0
\$\begingroup\$

Capacitance on the output of an op amp

I was looking at this post and I totally understand except the answer said that the series resistance at the output of the op amp is creating a pole and a zero. I am thinking pole is something that would attenuate the gain at 20dB/dec and zero is something increasing the gain by 20dB/dec. But here I cannot see that there is a zero being created. Shouldn't adding a capacitance always add a pole?

Also, doesn't zero means there is some frequency at which the output = 0? I am always confused of shouldn't this be a negative infinity in the gain of the bode plot since log(0) = -infinite?

\$\endgroup\$
1
  • \$\begingroup\$ In the circuit that you refer to, there is a pole but no zero. The pole is given by the inverse of the time constant involving \$C_{10}\$ determined when the stimulus, \$V_{in}\$ is zeroed. So, in the given circuit, the pole should be close to \$\omega_p=\frac{1}{C_{10}(R_{20}||R_{19})}\$. There would be a zero if the author had included the equivalent series resistance (ESR) of capacitor \$C_{10}\$. \$\endgroup\$ May 27, 2023 at 7:42

1 Answer 1

2
\$\begingroup\$

Consider a transconductance amplifier output stage where you connect the series resistor and output cap.

enter image description here

If you draw the bode plot for magnitude at the Vout node, it will look like the following

enter image description here

So, clearly there is a pole and zero. The pole was always there even without Rseries. Addition of the Rseries changes the pole frequency and adds a zero.

Consider the transfer function H1(s) = (1+s/wz)
The magnitude goes to zero only at s = -wz. In the bode plot, we deal the case where s = jw and for real frequencies w, the magnitude does not become 0. For eg., in the case where w = wz, magnitude is not 0 as shown below.
|H1(w)| = mag(1 + j) = sqrt(2)

\$\endgroup\$
2
  • \$\begingroup\$ Thank you so much! How does H1 goes to zero at zero frequency? Shouldn't H1 = (1-0/wp) which equals 1 at zero ferquency? \$\endgroup\$
    – Wu Eric
    May 30, 2023 at 15:10
  • \$\begingroup\$ I have updated the last few statements as they were ambiguous.

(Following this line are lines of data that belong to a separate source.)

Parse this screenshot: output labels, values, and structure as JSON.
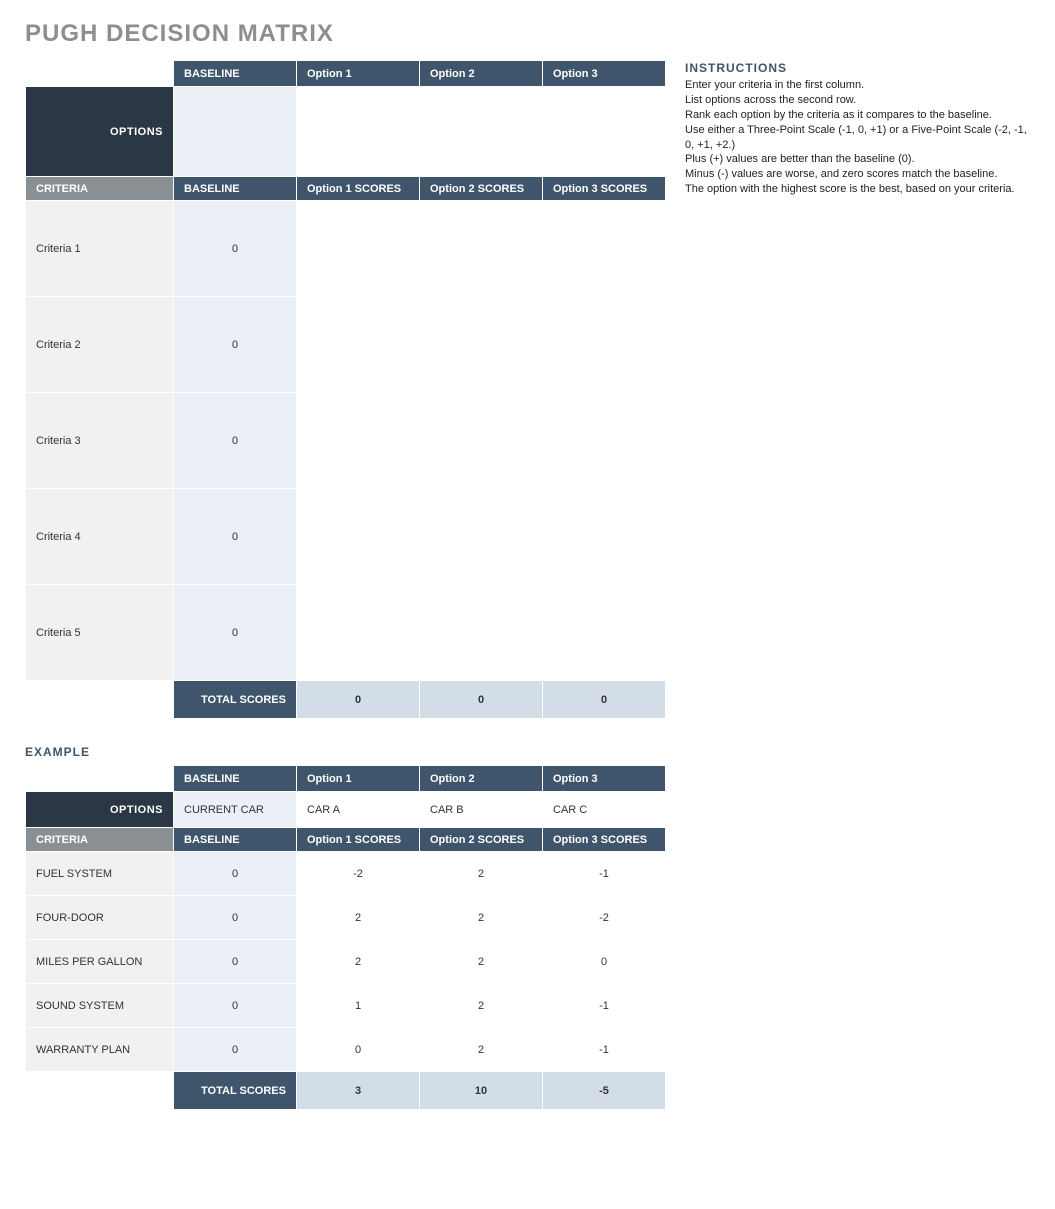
{
  "title": "PUGH DECISION MATRIX",
  "instructions": {
    "header": "INSTRUCTIONS",
    "lines": [
      "Enter your criteria in the first column.",
      "List options across the second row.",
      "Rank each option by the criteria as it compares to the baseline.",
      "Use either a Three-Point Scale (-1, 0, +1) or a Five-Point Scale (-2, -1, 0, +1, +2.)",
      "Plus (+) values are better than the baseline (0).",
      "Minus (-) values are worse, and zero scores match the baseline.",
      "The option with the highest score is the best, based on your criteria."
    ]
  },
  "labels": {
    "options": "OPTIONS",
    "criteria": "CRITERIA",
    "baseline": "BASELINE",
    "total_scores": "TOTAL SCORES",
    "example": "EXAMPLE"
  },
  "main": {
    "option_headers": [
      "BASELINE",
      "Option 1",
      "Option 2",
      "Option 3"
    ],
    "option_values": [
      "",
      "",
      "",
      ""
    ],
    "score_headers": [
      "BASELINE",
      "Option 1 SCORES",
      "Option 2 SCORES",
      "Option 3 SCORES"
    ],
    "rows": [
      {
        "criteria": "Criteria 1",
        "baseline": "0",
        "scores": [
          "",
          "",
          ""
        ]
      },
      {
        "criteria": "Criteria 2",
        "baseline": "0",
        "scores": [
          "",
          "",
          ""
        ]
      },
      {
        "criteria": "Criteria 3",
        "baseline": "0",
        "scores": [
          "",
          "",
          ""
        ]
      },
      {
        "criteria": "Criteria 4",
        "baseline": "0",
        "scores": [
          "",
          "",
          ""
        ]
      },
      {
        "criteria": "Criteria 5",
        "baseline": "0",
        "scores": [
          "",
          "",
          ""
        ]
      }
    ],
    "totals": [
      "0",
      "0",
      "0"
    ]
  },
  "example": {
    "option_headers": [
      "BASELINE",
      "Option 1",
      "Option 2",
      "Option 3"
    ],
    "option_values": [
      "CURRENT CAR",
      "CAR A",
      "CAR B",
      "CAR C"
    ],
    "score_headers": [
      "BASELINE",
      "Option 1 SCORES",
      "Option 2 SCORES",
      "Option 3 SCORES"
    ],
    "rows": [
      {
        "criteria": "FUEL SYSTEM",
        "baseline": "0",
        "scores": [
          "-2",
          "2",
          "-1"
        ]
      },
      {
        "criteria": "FOUR-DOOR",
        "baseline": "0",
        "scores": [
          "2",
          "2",
          "-2"
        ]
      },
      {
        "criteria": "MILES PER GALLON",
        "baseline": "0",
        "scores": [
          "2",
          "2",
          "0"
        ]
      },
      {
        "criteria": "SOUND SYSTEM",
        "baseline": "0",
        "scores": [
          "1",
          "2",
          "-1"
        ]
      },
      {
        "criteria": "WARRANTY PLAN",
        "baseline": "0",
        "scores": [
          "0",
          "2",
          "-1"
        ]
      }
    ],
    "totals": [
      "3",
      "10",
      "-5"
    ]
  }
}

I think it will be clear now. \$\endgroup\$
    – sai
    May 30, 2023 at 16:12

Your Answer

By clicking “Post Your Answer”, you agree to our terms of service and acknowledge you have read our privacy policy.

Not the answer you're looking for? Browse other questions tagged or ask your own question.